**WHAT TO DO:**
Only the records, exactly as written, belong in the answer; pictures do not.

**Component data from apps and pages:**
++++++++++++++++++++

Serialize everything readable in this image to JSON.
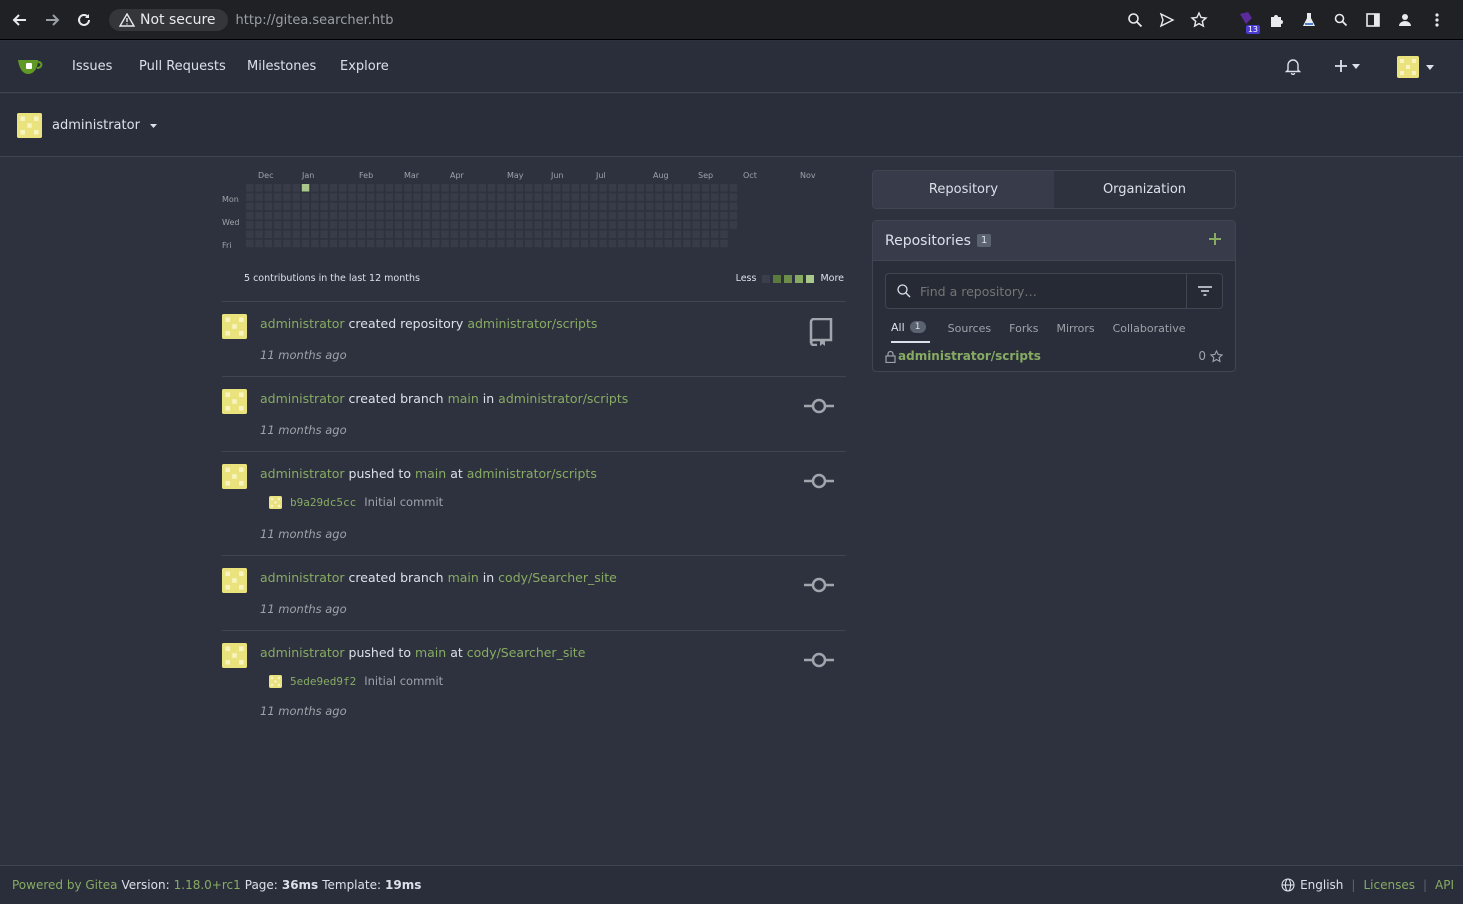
{
  "browser": {
    "security_label": "Not secure",
    "url": "http://gitea.searcher.htb",
    "extension_badge": "13"
  },
  "nav": {
    "issues": "Issues",
    "pull_requests": "Pull Requests",
    "milestones": "Milestones",
    "explore": "Explore"
  },
  "context": {
    "user": "administrator"
  },
  "heatmap": {
    "months": [
      "Dec",
      "Jan",
      "Feb",
      "Mar",
      "Apr",
      "May",
      "Jun",
      "Jul",
      "Aug",
      "Sep",
      "Oct",
      "Nov"
    ],
    "days": [
      "Mon",
      "Wed",
      "Fri"
    ],
    "summary": "5 contributions in the last 12 months",
    "less": "Less",
    "more": "More"
  },
  "feed": [
    {
      "user": "administrator",
      "action": "created repository",
      "repo": "administrator/scripts",
      "time": "11 months ago",
      "icon": "repo-icon"
    },
    {
      "user": "administrator",
      "action": "created branch",
      "branch": "main",
      "prep": "in",
      "repo": "administrator/scripts",
      "time": "11 months ago",
      "icon": "commit-icon"
    },
    {
      "user": "administrator",
      "action": "pushed to",
      "branch": "main",
      "prep": "at",
      "repo": "administrator/scripts",
      "sha": "b9a29dc5cc",
      "message": "Initial commit",
      "time": "11 months ago",
      "icon": "commit-icon"
    },
    {
      "user": "administrator",
      "action": "created branch",
      "branch": "main",
      "prep": "in",
      "repo": "cody/Searcher_site",
      "time": "11 months ago",
      "icon": "commit-icon"
    },
    {
      "user": "administrator",
      "action": "pushed to",
      "branch": "main",
      "prep": "at",
      "repo": "cody/Searcher_site",
      "sha": "5ede9ed9f2",
      "message": "Initial commit",
      "time": "11 months ago",
      "icon": "commit-icon"
    }
  ],
  "panel": {
    "tab_repository": "Repository",
    "tab_organization": "Organization",
    "title": "Repositories",
    "count": "1",
    "search_placeholder": "Find a repository…",
    "subtabs": {
      "all": "All",
      "all_count": "1",
      "sources": "Sources",
      "forks": "Forks",
      "mirrors": "Mirrors",
      "collaborative": "Collaborative"
    },
    "repo_name": "administrator/scripts",
    "repo_stars": "0"
  },
  "footer": {
    "powered": "Powered by Gitea",
    "version_label": "Version:",
    "version": "1.18.0+rc1",
    "page_label": "Page:",
    "page_time": "36ms",
    "template_label": "Template:",
    "template_time": "19ms",
    "language": "English",
    "licenses": "Licenses",
    "api": "API"
  },
  "colors": {
    "accent": "#87ab63",
    "background": "#2e323e",
    "panel": "#2a2e3a"
  }
}
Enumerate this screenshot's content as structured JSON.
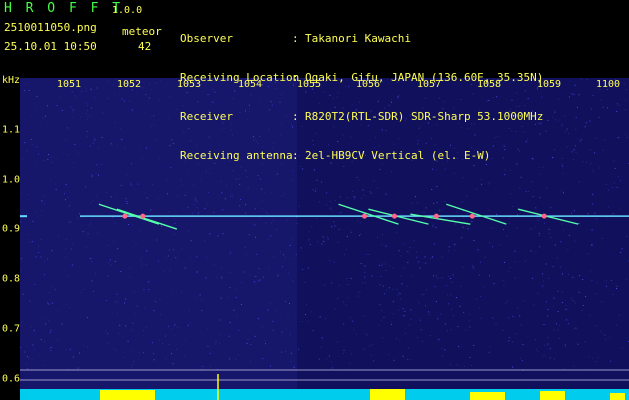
{
  "app": {
    "title": "H R O F F T",
    "version": "1.0.0",
    "file_name": "2510011050.png",
    "timestamp": "25.10.01 10:50",
    "meteor_label": "meteor",
    "meteor_count": "42"
  },
  "station": [
    {
      "label": "Observer",
      "value": "Takanori Kawachi"
    },
    {
      "label": "Receiving Location",
      "value": "Ogaki, Gifu, JAPAN (136.60E, 35.35N)"
    },
    {
      "label": "Receiver",
      "value": "R820T2(RTL-SDR) SDR-Sharp 53.1000MHz"
    },
    {
      "label": "Receiving antenna",
      "value": "2el-HB9CV Vertical (el. E-W)"
    }
  ],
  "colors": {
    "text": "#ffff55",
    "title": "#44ff44",
    "background_noise": "#16166a",
    "carrier": "#66ddff",
    "echo": "#55ffaa",
    "hot": "#ff6688",
    "bottom_bar": "#00ccee",
    "peaks": "#ffff00"
  },
  "chart_data": {
    "type": "heatmap",
    "x_unit": "time (HHMM)",
    "xlabel": "",
    "ylabel": "kHz",
    "x_ticks": [
      "1051",
      "1052",
      "1053",
      "1054",
      "1055",
      "1056",
      "1057",
      "1058",
      "1059",
      "1100"
    ],
    "y_ticks": [
      "1.1",
      "1.0",
      "0.9",
      "0.8",
      "0.7",
      "0.6"
    ],
    "ylim": [
      0.57,
      1.18
    ],
    "carrier_frequency_khz": 0.906,
    "meteor_echoes": [
      {
        "time": "1052.0",
        "freq_start": 0.93,
        "freq_end": 0.89
      },
      {
        "time": "1052.3",
        "freq_start": 0.92,
        "freq_end": 0.88
      },
      {
        "time": "1056.0",
        "freq_start": 0.93,
        "freq_end": 0.89
      },
      {
        "time": "1056.5",
        "freq_start": 0.92,
        "freq_end": 0.89
      },
      {
        "time": "1057.2",
        "freq_start": 0.91,
        "freq_end": 0.89
      },
      {
        "time": "1057.8",
        "freq_start": 0.93,
        "freq_end": 0.89
      },
      {
        "time": "1059.0",
        "freq_start": 0.92,
        "freq_end": 0.89
      }
    ]
  }
}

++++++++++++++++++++

**RESPONSE AREA:**
Serialize everything readable in this image to JSON.
{
  "browser": {
    "security_label": "Not secure",
    "url": "http://gitea.searcher.htb",
    "extension_badge": "13"
  },
  "nav": {
    "issues": "Issues",
    "pull_requests": "Pull Requests",
    "milestones": "Milestones",
    "explore": "Explore"
  },
  "context": {
    "user": "administrator"
  },
  "heatmap": {
    "months": [
      "Dec",
      "Jan",
      "Feb",
      "Mar",
      "Apr",
      "May",
      "Jun",
      "Jul",
      "Aug",
      "Sep",
      "Oct",
      "Nov"
    ],
    "days": [
      "Mon",
      "Wed",
      "Fri"
    ],
    "summary": "5 contributions in the last 12 months",
    "less": "Less",
    "more": "More"
  },
  "feed": [
    {
      "user": "administrator",
      "action": "created repository",
      "repo": "administrator/scripts",
      "time": "11 months ago",
      "icon": "repo-icon"
    },
    {
      "user": "administrator",
      "action": "created branch",
      "branch": "main",
      "prep": "in",
      "repo": "administrator/scripts",
      "time": "11 months ago",
      "icon": "commit-icon"
    },
    {
      "user": "administrator",
      "action": "pushed to",
      "branch": "main",
      "prep": "at",
      "repo": "administrator/scripts",
      "sha": "b9a29dc5cc",
      "message": "Initial commit",
      "time": "11 months ago",
      "icon": "commit-icon"
    },
    {
      "user": "administrator",
      "action": "created branch",
      "branch": "main",
      "prep": "in",
      "repo": "cody/Searcher_site",
      "time": "11 months ago",
      "icon": "commit-icon"
    },
    {
      "user": "administrator",
      "action": "pushed to",
      "branch": "main",
      "prep": "at",
      "repo": "cody/Searcher_site",
      "sha": "5ede9ed9f2",
      "message": "Initial commit",
      "time": "11 months ago",
      "icon": "commit-icon"
    }
  ],
  "panel": {
    "tab_repository": "Repository",
    "tab_organization": "Organization",
    "title": "Repositories",
    "count": "1",
    "search_placeholder": "Find a repository…",
    "subtabs": {
      "all": "All",
      "all_count": "1",
      "sources": "Sources",
      "forks": "Forks",
      "mirrors": "Mirrors",
      "collaborative": "Collaborative"
    },
    "repo_name": "administrator/scripts",
    "repo_stars": "0"
  },
  "footer": {
    "powered": "Powered by Gitea",
    "version_label": "Version:",
    "version": "1.18.0+rc1",
    "page_label": "Page:",
    "page_time": "36ms",
    "template_label": "Template:",
    "template_time": "19ms",
    "language": "English",
    "licenses": "Licenses",
    "api": "API"
  },
  "colors": {
    "accent": "#87ab63",
    "background": "#2e323e",
    "panel": "#2a2e3a"
  }
}
Enumerate this screenshot's content as structured JSON.
{
  "app": {
    "title": "H R O F F T",
    "version": "1.0.0",
    "file_name": "2510011050.png",
    "timestamp": "25.10.01 10:50",
    "meteor_label": "meteor",
    "meteor_count": "42"
  },
  "station": [
    {
      "label": "Observer",
      "value": "Takanori Kawachi"
    },
    {
      "label": "Receiving Location",
      "value": "Ogaki, Gifu, JAPAN (136.60E, 35.35N)"
    },
    {
      "label": "Receiver",
      "value": "R820T2(RTL-SDR) SDR-Sharp 53.1000MHz"
    },
    {
      "label": "Receiving antenna",
      "value": "2el-HB9CV Vertical (el. E-W)"
    }
  ],
  "colors": {
    "text": "#ffff55",
    "title": "#44ff44",
    "background_noise": "#16166a",
    "carrier": "#66ddff",
    "echo": "#55ffaa",
    "hot": "#ff6688",
    "bottom_bar": "#00ccee",
    "peaks": "#ffff00"
  },
  "chart_data": {
    "type": "heatmap",
    "x_unit": "time (HHMM)",
    "xlabel": "",
    "ylabel": "kHz",
    "x_ticks": [
      "1051",
      "1052",
      "1053",
      "1054",
      "1055",
      "1056",
      "1057",
      "1058",
      "1059",
      "1100"
    ],
    "y_ticks": [
      "1.1",
      "1.0",
      "0.9",
      "0.8",
      "0.7",
      "0.6"
    ],
    "ylim": [
      0.57,
      1.18
    ],
    "carrier_frequency_khz": 0.906,
    "meteor_echoes": [
      {
        "time": "1052.0",
        "freq_start": 0.93,
        "freq_end": 0.89
      },
      {
        "time": "1052.3",
        "freq_start": 0.92,
        "freq_end": 0.88
      },
      {
        "time": "1056.0",
        "freq_start": 0.93,
        "freq_end": 0.89
      },
      {
        "time": "1056.5",
        "freq_start": 0.92,
        "freq_end": 0.89
      },
      {
        "time": "1057.2",
        "freq_start": 0.91,
        "freq_end": 0.89
      },
      {
        "time": "1057.8",
        "freq_start": 0.93,
        "freq_end": 0.89
      },
      {
        "time": "1059.0",
        "freq_start": 0.92,
        "freq_end": 0.89
      }
    ]
  }
}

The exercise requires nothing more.